__Data provided__
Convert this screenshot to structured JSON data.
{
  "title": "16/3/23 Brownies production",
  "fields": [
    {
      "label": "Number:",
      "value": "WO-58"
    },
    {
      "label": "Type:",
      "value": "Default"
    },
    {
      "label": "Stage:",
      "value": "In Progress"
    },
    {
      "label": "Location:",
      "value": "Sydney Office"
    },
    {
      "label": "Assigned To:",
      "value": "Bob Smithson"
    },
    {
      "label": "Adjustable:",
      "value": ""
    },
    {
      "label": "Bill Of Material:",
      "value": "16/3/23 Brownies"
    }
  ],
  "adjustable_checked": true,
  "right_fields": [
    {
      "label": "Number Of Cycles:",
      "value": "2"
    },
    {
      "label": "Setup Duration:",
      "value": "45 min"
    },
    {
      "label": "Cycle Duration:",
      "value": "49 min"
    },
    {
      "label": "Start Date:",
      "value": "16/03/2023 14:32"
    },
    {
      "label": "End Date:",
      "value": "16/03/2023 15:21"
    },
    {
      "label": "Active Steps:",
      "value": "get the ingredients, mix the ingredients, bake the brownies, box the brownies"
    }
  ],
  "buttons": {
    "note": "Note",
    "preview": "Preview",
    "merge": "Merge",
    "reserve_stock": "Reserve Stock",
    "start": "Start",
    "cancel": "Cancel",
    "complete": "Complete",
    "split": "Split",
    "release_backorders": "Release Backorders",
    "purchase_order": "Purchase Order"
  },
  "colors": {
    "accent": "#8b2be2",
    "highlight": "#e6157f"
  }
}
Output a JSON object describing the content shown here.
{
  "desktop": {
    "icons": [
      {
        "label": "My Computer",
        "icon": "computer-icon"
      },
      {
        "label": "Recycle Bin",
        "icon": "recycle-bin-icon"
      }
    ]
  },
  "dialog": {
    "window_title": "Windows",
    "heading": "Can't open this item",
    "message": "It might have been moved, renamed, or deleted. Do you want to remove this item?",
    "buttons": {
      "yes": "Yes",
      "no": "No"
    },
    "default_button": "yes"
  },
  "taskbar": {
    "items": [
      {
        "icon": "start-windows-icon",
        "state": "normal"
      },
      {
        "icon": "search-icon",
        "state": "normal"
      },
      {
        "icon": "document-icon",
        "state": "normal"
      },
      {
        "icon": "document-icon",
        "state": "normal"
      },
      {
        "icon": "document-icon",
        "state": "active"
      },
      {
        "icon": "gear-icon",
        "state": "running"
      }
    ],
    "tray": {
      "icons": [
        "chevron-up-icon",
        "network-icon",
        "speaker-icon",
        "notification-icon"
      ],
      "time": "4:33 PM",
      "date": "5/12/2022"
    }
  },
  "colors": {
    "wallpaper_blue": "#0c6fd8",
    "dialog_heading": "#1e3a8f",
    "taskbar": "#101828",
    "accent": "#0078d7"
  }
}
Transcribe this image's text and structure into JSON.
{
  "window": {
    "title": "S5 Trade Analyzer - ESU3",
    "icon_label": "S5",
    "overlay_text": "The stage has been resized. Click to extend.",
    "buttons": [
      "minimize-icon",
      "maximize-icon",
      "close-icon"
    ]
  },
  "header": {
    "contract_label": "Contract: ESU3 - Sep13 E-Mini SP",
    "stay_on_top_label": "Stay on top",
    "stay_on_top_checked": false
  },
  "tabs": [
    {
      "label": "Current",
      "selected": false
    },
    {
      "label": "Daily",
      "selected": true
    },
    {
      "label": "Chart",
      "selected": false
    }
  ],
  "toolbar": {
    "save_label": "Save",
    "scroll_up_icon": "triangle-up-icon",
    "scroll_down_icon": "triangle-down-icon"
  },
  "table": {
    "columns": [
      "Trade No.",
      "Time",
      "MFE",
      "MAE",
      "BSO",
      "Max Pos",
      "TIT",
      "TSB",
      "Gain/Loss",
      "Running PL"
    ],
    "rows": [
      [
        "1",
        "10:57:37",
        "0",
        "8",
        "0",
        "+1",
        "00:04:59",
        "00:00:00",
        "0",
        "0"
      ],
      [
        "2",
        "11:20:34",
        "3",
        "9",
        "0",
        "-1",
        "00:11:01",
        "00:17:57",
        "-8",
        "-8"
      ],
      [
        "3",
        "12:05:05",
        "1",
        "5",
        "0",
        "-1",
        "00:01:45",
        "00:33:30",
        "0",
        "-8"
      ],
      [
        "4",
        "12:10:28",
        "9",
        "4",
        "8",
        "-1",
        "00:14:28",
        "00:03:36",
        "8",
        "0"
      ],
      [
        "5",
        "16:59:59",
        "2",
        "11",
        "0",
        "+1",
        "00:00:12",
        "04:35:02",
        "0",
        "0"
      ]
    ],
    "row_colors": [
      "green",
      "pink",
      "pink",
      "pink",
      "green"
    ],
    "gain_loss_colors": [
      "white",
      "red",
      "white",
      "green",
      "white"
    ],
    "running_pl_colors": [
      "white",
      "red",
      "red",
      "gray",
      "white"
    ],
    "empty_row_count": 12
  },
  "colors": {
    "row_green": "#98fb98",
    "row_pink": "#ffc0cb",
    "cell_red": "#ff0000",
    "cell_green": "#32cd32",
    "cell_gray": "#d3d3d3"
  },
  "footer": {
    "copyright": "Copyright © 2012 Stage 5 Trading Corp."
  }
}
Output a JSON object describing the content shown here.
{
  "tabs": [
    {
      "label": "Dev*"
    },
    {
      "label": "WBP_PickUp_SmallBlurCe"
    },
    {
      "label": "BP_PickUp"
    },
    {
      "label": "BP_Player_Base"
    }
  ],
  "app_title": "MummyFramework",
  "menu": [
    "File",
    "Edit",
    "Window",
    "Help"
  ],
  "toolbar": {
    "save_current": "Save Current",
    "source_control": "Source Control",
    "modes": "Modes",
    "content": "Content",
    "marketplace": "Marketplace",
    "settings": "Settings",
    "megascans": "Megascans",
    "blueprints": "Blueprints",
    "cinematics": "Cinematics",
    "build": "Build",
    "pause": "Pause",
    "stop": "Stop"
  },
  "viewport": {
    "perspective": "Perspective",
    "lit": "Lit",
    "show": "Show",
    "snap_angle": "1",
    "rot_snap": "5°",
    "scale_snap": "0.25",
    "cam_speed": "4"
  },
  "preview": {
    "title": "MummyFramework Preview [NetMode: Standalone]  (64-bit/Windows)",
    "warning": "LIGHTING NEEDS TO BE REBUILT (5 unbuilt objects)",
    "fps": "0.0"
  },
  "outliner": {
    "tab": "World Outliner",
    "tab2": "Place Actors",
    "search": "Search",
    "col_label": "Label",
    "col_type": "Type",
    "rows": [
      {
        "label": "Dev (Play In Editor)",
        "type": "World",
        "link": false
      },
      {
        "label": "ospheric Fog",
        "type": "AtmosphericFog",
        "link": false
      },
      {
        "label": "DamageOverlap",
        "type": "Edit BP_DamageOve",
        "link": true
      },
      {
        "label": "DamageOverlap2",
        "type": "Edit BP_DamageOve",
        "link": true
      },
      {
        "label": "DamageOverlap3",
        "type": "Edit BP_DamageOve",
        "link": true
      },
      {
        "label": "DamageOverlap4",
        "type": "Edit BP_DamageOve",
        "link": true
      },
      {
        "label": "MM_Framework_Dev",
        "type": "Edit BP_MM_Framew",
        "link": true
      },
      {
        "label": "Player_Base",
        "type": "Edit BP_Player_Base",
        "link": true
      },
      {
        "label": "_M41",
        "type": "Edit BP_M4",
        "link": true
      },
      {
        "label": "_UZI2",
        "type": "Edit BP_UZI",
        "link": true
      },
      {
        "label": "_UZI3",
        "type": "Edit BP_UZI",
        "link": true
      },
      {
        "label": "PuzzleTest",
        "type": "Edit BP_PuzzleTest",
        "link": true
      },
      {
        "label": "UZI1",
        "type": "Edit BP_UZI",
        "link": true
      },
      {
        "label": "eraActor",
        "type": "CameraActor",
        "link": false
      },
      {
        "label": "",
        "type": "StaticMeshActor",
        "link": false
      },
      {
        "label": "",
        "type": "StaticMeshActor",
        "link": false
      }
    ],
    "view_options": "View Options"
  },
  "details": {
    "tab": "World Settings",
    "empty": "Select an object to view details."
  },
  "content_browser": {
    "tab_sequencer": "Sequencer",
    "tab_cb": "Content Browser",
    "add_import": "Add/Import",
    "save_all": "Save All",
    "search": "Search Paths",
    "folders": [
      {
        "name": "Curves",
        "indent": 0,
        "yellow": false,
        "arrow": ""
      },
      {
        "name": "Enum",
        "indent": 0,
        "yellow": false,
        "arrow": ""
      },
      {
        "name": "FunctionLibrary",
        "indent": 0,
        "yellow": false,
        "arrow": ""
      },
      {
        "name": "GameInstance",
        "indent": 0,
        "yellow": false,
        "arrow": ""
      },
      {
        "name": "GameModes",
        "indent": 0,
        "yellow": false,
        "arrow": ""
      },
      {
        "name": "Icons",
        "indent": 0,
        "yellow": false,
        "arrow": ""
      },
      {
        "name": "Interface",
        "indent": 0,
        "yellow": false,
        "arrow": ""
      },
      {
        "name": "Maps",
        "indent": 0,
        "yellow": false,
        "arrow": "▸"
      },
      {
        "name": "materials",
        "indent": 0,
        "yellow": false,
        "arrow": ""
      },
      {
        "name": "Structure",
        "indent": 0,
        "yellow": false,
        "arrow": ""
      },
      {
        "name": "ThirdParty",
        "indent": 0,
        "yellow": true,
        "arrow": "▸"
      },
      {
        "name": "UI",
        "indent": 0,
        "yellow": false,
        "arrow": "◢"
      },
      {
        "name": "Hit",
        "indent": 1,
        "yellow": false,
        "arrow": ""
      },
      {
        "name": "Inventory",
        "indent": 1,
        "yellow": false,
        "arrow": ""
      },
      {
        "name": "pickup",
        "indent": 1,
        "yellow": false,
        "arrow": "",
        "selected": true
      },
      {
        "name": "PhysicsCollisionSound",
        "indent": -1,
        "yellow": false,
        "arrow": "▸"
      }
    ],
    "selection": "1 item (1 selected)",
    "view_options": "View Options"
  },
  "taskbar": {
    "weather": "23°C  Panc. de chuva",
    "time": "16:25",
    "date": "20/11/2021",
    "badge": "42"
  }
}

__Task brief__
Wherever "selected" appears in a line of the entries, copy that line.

__Result of the task__
      "selected": false
      "selected": true
      "selected": false
        "selected": true
    "selection": "1 item (1 selected)",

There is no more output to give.